Task directions:
For each line of the material below, give that line again word for word.

Data records:
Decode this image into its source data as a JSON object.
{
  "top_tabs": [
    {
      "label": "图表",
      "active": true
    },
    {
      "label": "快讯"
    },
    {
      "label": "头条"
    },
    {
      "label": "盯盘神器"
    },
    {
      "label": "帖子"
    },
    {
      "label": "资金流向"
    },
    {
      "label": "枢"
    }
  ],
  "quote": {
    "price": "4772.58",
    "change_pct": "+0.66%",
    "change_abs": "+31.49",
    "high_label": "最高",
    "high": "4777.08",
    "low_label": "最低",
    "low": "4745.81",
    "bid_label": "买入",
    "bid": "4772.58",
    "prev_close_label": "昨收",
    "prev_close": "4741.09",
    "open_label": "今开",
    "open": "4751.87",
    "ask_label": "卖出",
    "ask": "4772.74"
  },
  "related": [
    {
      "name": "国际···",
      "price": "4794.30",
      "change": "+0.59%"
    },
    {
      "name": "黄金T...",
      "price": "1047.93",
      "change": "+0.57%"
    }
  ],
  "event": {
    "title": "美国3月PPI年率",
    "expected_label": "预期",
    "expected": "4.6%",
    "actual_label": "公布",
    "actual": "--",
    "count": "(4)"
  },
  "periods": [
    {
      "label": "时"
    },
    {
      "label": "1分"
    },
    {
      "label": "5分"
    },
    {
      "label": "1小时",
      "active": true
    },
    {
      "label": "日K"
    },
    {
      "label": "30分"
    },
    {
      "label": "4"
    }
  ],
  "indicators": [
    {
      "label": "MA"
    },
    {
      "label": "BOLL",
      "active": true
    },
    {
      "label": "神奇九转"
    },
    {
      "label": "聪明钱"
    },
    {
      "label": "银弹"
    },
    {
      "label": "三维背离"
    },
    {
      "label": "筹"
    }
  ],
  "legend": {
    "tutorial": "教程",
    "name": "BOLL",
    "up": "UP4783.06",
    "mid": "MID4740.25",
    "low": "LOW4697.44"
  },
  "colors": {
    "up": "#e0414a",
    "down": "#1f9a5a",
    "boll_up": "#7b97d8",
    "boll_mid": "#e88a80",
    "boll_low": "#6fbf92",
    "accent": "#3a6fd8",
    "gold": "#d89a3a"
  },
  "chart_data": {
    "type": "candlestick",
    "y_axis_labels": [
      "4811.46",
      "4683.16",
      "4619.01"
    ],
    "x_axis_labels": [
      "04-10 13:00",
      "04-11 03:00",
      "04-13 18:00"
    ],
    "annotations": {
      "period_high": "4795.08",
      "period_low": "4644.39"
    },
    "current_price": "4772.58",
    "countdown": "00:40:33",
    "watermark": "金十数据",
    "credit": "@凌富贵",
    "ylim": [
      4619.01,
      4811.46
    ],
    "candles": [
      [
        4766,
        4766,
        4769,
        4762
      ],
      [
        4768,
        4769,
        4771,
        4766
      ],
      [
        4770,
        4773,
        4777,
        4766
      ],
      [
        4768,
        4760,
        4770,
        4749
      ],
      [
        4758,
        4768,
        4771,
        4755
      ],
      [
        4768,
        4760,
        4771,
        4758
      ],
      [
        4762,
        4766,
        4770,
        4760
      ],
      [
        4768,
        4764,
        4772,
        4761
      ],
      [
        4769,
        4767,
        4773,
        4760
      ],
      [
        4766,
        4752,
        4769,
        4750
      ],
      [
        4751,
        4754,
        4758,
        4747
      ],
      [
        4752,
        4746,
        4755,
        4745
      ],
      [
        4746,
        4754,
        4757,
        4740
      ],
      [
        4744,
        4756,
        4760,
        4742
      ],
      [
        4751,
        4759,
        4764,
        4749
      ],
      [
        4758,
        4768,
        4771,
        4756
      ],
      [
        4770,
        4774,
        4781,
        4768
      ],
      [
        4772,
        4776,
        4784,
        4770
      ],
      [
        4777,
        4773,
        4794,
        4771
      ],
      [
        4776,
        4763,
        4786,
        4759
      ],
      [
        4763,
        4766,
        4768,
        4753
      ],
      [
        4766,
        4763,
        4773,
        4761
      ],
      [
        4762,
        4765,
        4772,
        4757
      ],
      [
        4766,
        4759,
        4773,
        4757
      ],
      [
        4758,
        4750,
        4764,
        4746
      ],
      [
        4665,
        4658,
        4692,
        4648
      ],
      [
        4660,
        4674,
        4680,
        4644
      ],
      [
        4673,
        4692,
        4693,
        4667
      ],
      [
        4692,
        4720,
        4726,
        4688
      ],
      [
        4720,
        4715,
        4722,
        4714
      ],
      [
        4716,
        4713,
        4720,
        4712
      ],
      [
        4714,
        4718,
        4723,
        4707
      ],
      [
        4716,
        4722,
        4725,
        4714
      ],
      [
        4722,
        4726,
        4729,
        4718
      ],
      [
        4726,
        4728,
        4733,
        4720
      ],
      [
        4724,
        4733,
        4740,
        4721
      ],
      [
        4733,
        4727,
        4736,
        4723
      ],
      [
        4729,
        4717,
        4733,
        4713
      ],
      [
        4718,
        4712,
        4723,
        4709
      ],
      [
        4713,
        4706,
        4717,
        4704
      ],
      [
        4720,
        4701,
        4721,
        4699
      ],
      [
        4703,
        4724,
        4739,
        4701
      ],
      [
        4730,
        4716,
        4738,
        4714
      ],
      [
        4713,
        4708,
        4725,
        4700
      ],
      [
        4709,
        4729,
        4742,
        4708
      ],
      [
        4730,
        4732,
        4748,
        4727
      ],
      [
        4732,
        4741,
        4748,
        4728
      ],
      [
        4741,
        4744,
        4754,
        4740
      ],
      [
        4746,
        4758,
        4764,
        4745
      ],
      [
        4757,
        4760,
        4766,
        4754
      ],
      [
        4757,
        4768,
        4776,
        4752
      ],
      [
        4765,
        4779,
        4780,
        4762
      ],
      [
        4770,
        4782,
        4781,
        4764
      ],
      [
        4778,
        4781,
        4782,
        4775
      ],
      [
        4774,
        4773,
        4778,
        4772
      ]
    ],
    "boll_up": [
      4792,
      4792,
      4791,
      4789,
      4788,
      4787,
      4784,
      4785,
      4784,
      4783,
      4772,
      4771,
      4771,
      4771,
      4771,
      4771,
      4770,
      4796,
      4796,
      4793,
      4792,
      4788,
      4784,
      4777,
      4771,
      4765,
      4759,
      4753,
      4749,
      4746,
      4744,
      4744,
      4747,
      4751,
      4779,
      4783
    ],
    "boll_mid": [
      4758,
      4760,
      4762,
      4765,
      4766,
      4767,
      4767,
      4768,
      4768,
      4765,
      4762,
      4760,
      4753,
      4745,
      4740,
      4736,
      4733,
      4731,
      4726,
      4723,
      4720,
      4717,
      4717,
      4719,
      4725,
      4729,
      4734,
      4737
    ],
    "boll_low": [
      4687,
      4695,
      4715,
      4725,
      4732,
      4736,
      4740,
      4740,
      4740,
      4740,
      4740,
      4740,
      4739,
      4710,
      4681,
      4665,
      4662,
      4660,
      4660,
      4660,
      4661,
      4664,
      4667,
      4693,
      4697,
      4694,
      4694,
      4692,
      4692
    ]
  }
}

Completed exercise:
Decode this image into its source data as a JSON object.
{
  "top_tabs": [
    {
      "label": "图表",
      "active": true
    },
    {
      "label": "快讯"
    },
    {
      "label": "头条"
    },
    {
      "label": "盯盘神器"
    },
    {
      "label": "帖子"
    },
    {
      "label": "资金流向"
    },
    {
      "label": "枢"
    }
  ],
  "quote": {
    "price": "4772.58",
    "change_pct": "+0.66%",
    "change_abs": "+31.49",
    "high_label": "最高",
    "high": "4777.08",
    "low_label": "最低",
    "low": "4745.81",
    "bid_label": "买入",
    "bid": "4772.58",
    "prev_close_label": "昨收",
    "prev_close": "4741.09",
    "open_label": "今开",
    "open": "4751.87",
    "ask_label": "卖出",
    "ask": "4772.74"
  },
  "related": [
    {
      "name": "国际···",
      "price": "4794.30",
      "change": "+0.59%"
    },
    {
      "name": "黄金T...",
      "price": "1047.93",
      "change": "+0.57%"
    }
  ],
  "event": {
    "title": "美国3月PPI年率",
    "expected_label": "预期",
    "expected": "4.6%",
    "actual_label": "公布",
    "actual": "--",
    "count": "(4)"
  },
  "periods": [
    {
      "label": "时"
    },
    {
      "label": "1分"
    },
    {
      "label": "5分"
    },
    {
      "label": "1小时",
      "active": true
    },
    {
      "label": "日K"
    },
    {
      "label": "30分"
    },
    {
      "label": "4"
    }
  ],
  "indicators": [
    {
      "label": "MA"
    },
    {
      "label": "BOLL",
      "active": true
    },
    {
      "label": "神奇九转"
    },
    {
      "label": "聪明钱"
    },
    {
      "label": "银弹"
    },
    {
      "label": "三维背离"
    },
    {
      "label": "筹"
    }
  ],
  "legend": {
    "tutorial": "教程",
    "name": "BOLL",
    "up": "UP4783.06",
    "mid": "MID4740.25",
    "low": "LOW4697.44"
  },
  "colors": {
    "up": "#e0414a",
    "down": "#1f9a5a",
    "boll_up": "#7b97d8",
    "boll_mid": "#e88a80",
    "boll_low": "#6fbf92",
    "accent": "#3a6fd8",
    "gold": "#d89a3a"
  },
  "chart_data": {
    "type": "candlestick",
    "y_axis_labels": [
      "4811.46",
      "4683.16",
      "4619.01"
    ],
    "x_axis_labels": [
      "04-10 13:00",
      "04-11 03:00",
      "04-13 18:00"
    ],
    "annotations": {
      "period_high": "4795.08",
      "period_low": "4644.39"
    },
    "current_price": "4772.58",
    "countdown": "00:40:33",
    "watermark": "金十数据",
    "credit": "@凌富贵",
    "ylim": [
      4619.01,
      4811.46
    ],
    "candles": [
      [
        4766,
        4766,
        4769,
        4762
      ],
      [
        4768,
        4769,
        4771,
        4766
      ],
      [
        4770,
        4773,
        4777,
        4766
      ],
      [
        4768,
        4760,
        4770,
        4749
      ],
      [
        4758,
        4768,
        4771,
        4755
      ],
      [
        4768,
        4760,
        4771,
        4758
      ],
      [
        4762,
        4766,
        4770,
        4760
      ],
      [
        4768,
        4764,
        4772,
        4761
      ],
      [
        4769,
        4767,
        4773,
        4760
      ],
      [
        4766,
        4752,
        4769,
        4750
      ],
      [
        4751,
        4754,
        4758,
        4747
      ],
      [
        4752,
        4746,
        4755,
        4745
      ],
      [
        4746,
        4754,
        4757,
        4740
      ],
      [
        4744,
        4756,
        4760,
        4742
      ],
      [
        4751,
        4759,
        4764,
        4749
      ],
      [
        4758,
        4768,
        4771,
        4756
      ],
      [
        4770,
        4774,
        4781,
        4768
      ],
      [
        4772,
        4776,
        4784,
        4770
      ],
      [
        4777,
        4773,
        4794,
        4771
      ],
      [
        4776,
        4763,
        4786,
        4759
      ],
      [
        4763,
        4766,
        4768,
        4753
      ],
      [
        4766,
        4763,
        4773,
        4761
      ],
      [
        4762,
        4765,
        4772,
        4757
      ],
      [
        4766,
        4759,
        4773,
        4757
      ],
      [
        4758,
        4750,
        4764,
        4746
      ],
      [
        4665,
        4658,
        4692,
        4648
      ],
      [
        4660,
        4674,
        4680,
        4644
      ],
      [
        4673,
        4692,
        4693,
        4667
      ],
      [
        4692,
        4720,
        4726,
        4688
      ],
      [
        4720,
        4715,
        4722,
        4714
      ],
      [
        4716,
        4713,
        4720,
        4712
      ],
      [
        4714,
        4718,
        4723,
        4707
      ],
      [
        4716,
        4722,
        4725,
        4714
      ],
      [
        4722,
        4726,
        4729,
        4718
      ],
      [
        4726,
        4728,
        4733,
        4720
      ],
      [
        4724,
        4733,
        4740,
        4721
      ],
      [
        4733,
        4727,
        4736,
        4723
      ],
      [
        4729,
        4717,
        4733,
        4713
      ],
      [
        4718,
        4712,
        4723,
        4709
      ],
      [
        4713,
        4706,
        4717,
        4704
      ],
      [
        4720,
        4701,
        4721,
        4699
      ],
      [
        4703,
        4724,
        4739,
        4701
      ],
      [
        4730,
        4716,
        4738,
        4714
      ],
      [
        4713,
        4708,
        4725,
        4700
      ],
      [
        4709,
        4729,
        4742,
        4708
      ],
      [
        4730,
        4732,
        4748,
        4727
      ],
      [
        4732,
        4741,
        4748,
        4728
      ],
      [
        4741,
        4744,
        4754,
        4740
      ],
      [
        4746,
        4758,
        4764,
        4745
      ],
      [
        4757,
        4760,
        4766,
        4754
      ],
      [
        4757,
        4768,
        4776,
        4752
      ],
      [
        4765,
        4779,
        4780,
        4762
      ],
      [
        4770,
        4782,
        4781,
        4764
      ],
      [
        4778,
        4781,
        4782,
        4775
      ],
      [
        4774,
        4773,
        4778,
        4772
      ]
    ],
    "boll_up": [
      4792,
      4792,
      4791,
      4789,
      4788,
      4787,
      4784,
      4785,
      4784,
      4783,
      4772,
      4771,
      4771,
      4771,
      4771,
      4771,
      4770,
      4796,
      4796,
      4793,
      4792,
      4788,
      4784,
      4777,
      4771,
      4765,
      4759,
      4753,
      4749,
      4746,
      4744,
      4744,
      4747,
      4751,
      4779,
      4783
    ],
    "boll_mid": [
      4758,
      4760,
      4762,
      4765,
      4766,
      4767,
      4767,
      4768,
      4768,
      4765,
      4762,
      4760,
      4753,
      4745,
      4740,
      4736,
      4733,
      4731,
      4726,
      4723,
      4720,
      4717,
      4717,
      4719,
      4725,
      4729,
      4734,
      4737
    ],
    "boll_low": [
      4687,
      4695,
      4715,
      4725,
      4732,
      4736,
      4740,
      4740,
      4740,
      4740,
      4740,
      4740,
      4739,
      4710,
      4681,
      4665,
      4662,
      4660,
      4660,
      4660,
      4661,
      4664,
      4667,
      4693,
      4697,
      4694,
      4694,
      4692,
      4692
    ]
  }
}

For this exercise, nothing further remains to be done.